Humans have an innate biological connection with nature, says Kari-elin Mock, a principal at Cuningham Group in Denver. That’s the heart of a concept called “biophilia,” and biophilic design capitalizes on that connection to create spaces that support mental health and well-being.
In a recent report, “14 Patterns of Biophilic Design,” Terrapin Bright Green, a design consultant firm, wrote that the concept is “not a new phenomenon; rather, as a field of applied science, it is the codification of history, human intuition and neural sciences showing that connections with nature are vital to maintaining a healthful and vibrant existence as an urban species.”
Biophilic design is a natural fit in green building, where a healthier, more efficient home is the goal, but it really shines in outdoor living. Designers and contractors who want to create spaces that go beyond gathering and give homeowners a place to connect with their surroundings can study this concept for inspiration.
[Related: Outdoor living on shrinking lots]
Biophilic design is a big name for something most Coloradans can already tell you—it feels good to get outside. However, the “codification,” to use Terrapin’s word, of what feels natural helps builders and designers be deliberate about the choices they’re making with their clients.

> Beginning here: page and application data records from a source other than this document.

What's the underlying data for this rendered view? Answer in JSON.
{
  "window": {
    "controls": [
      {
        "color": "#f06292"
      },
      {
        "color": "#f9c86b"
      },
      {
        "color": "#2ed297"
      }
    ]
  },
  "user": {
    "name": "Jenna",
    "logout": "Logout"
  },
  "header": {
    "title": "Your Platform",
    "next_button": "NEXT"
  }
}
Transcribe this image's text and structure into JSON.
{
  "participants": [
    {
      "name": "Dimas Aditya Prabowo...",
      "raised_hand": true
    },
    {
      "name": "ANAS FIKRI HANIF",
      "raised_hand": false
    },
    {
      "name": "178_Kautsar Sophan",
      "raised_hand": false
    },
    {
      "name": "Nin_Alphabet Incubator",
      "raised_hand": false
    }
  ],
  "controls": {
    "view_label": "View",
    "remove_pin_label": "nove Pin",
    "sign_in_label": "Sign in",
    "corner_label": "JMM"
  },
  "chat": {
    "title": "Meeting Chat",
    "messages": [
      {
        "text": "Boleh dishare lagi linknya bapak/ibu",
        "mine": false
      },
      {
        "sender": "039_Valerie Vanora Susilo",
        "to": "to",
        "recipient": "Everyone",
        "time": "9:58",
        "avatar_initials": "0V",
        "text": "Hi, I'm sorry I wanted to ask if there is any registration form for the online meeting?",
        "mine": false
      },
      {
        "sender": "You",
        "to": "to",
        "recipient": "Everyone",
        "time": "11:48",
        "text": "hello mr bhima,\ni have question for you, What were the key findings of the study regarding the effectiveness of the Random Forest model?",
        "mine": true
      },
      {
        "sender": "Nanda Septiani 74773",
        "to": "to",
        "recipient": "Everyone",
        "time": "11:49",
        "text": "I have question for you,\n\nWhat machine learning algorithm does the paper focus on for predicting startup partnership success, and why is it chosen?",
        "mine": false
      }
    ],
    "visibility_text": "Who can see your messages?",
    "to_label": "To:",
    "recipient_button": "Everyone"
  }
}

Wendy Yates, founder of Abigail-Elise Design Studio in Frisco, says that some of her clients need guidance when starting a design.
“We always talk about ‘wellness’ as about not just sustainability. I know it’s a really big buzzword now,” Yates said, but her company focuses on “a lifestyle design for living well.”
For some clients, “living well” is synonymous with “luxury,” but Yates tries to guide clients away from accumulating things.
Many people are trying to be more “thoughtful about what they’re putting in the space that they exist in,” she explained, so “we try not to misuse or overuse things that we don’t need, or just set something in a spot because it’s an empty space.”
Cuningham Group’s Mock says her team has used the WELL standard to direct conversations about design that focus on health or well-being as an outcome.
“We have really used WELL as a reference point to have conversations with our clients and with our building users about thinking about spaces for themselves and their occupants with health and wellness top of mind,” Mock said.
Even if WELL certification isn’t a project goal, “it does provide a great touch point for having conversations with building users with health and wellness in mind,” she added.
Design for light and sight
Light is important to our well-being. Seasonal affective disorder is a mood disorder that affects people in the fall and winter, especially in parts of the world where days are dramatically shortened during that time of year.
In Colorado, cold temperatures and work schedules may prevent homeowners from using their outdoor areas during the day. Design elements that give them more control can help, like fire pits and fireplaces, or light bulbs that mimic natural daylight. Mirrors and reflective colors can also help brighten dark areas.
Mock noted that years ago, some builders or designers might have thought a skylight was enough to bring more natural light into a home, but she said that over the last 20 years, as architects have learned more about wellness and mental health, it’s clear that light is only one part of what people need.
[Related: Colorado homeowners prefer a light touch]
“Not just access to daylight, but views; and more importantly, meaningful views from the inside of a building to an outdoor space,” she said. Large windows and doors that open a view to the entire outdoor area help homeowners enjoy it even if they’re sitting or working in other parts of the home.
Not every home can have a mountain view, but being thoughtful about how a home is situated on a lot doesn’t cost anything extra, Mock added. “You wouldn’t want to have your house with your closet having the best view,” she said.